India’s new anti-satellite missile breaks cover

By Dmitry Fediushko

The Defence Research and Development Organisation (DRDO) of the Indian Ministry of Defence has unveiled the country’s first-ever anti-satellite (ASAT) missile. “The ASAT missile has been developed under the Mission Shakti project. It is designed to engage Low-Earth Orbit (LEO) satellites by kinetic energy in the so-called ‘hit-to-kill’ mode. The system features a low reaction time and the missile can engage and destroy satellites flying at a speed of up to 8 km/s,” said a representative of the DRDO at Defexpo 2020.

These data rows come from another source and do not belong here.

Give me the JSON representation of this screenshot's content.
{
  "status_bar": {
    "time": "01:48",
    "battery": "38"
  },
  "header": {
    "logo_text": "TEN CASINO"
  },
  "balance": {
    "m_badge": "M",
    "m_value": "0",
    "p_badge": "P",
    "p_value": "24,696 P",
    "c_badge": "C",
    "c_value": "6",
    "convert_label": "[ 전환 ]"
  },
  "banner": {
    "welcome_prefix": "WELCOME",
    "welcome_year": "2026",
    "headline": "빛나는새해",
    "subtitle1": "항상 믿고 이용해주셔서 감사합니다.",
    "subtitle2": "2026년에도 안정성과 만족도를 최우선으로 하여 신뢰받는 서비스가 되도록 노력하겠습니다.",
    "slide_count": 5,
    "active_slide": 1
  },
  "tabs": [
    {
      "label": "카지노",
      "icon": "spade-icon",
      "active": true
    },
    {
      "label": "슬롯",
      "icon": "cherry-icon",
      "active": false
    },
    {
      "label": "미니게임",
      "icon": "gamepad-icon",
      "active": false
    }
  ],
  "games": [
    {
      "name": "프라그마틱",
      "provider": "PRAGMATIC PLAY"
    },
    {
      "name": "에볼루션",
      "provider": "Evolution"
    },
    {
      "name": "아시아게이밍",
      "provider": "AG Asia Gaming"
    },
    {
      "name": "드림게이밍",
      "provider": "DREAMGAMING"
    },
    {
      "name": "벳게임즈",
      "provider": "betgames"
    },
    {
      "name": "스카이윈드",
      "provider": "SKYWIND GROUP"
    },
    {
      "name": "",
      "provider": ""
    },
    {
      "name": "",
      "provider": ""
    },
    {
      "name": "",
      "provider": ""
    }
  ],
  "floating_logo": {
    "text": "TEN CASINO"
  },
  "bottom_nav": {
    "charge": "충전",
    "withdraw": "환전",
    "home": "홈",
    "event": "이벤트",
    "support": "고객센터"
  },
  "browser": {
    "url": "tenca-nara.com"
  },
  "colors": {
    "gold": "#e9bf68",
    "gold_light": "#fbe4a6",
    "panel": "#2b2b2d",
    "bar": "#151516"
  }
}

The Mission Shakti ASAT three-stage missile is 13 meters long and has a diameter of 1.4 meters, its launch weight being 19 tonnes. It has been fitted with an imaging infrared (IIR) seeker and features a divert altitude control system. During the mid-course flight stage the weapon is guided by an inertial measurement unit with target update functioning mode, while in the terminal stage it is controlled by the IIR seeker. According to the DRDO, the Mission Shakti missile is powered by a solid-fuel engine and features two solid-fuel rocket boosters. “The weapon can engage within 3 minutes a LEO satellite flying at an altitude of 300 km and flying at 10 km/s,” said the developer’s representative.

India conducted the first successful launch of the Mission Shakti missile on 27 March 2019. During the test, the missile destroyed a satellite flying at an altitude of 300 km. “The ASAT technology demonstration ‘hit-to-kill’ mission showcased India’s capability of intercepting and interdicting space-based assets,” said the DRDO’s representative.

At Defexpo 2020 the Mission Shakti ASAT missile is being presented in a self-propelled configuration, mounted on a heavy semi-trailer produced by Indian automotive manufacturers.

Photo by Dmitry Fediuschko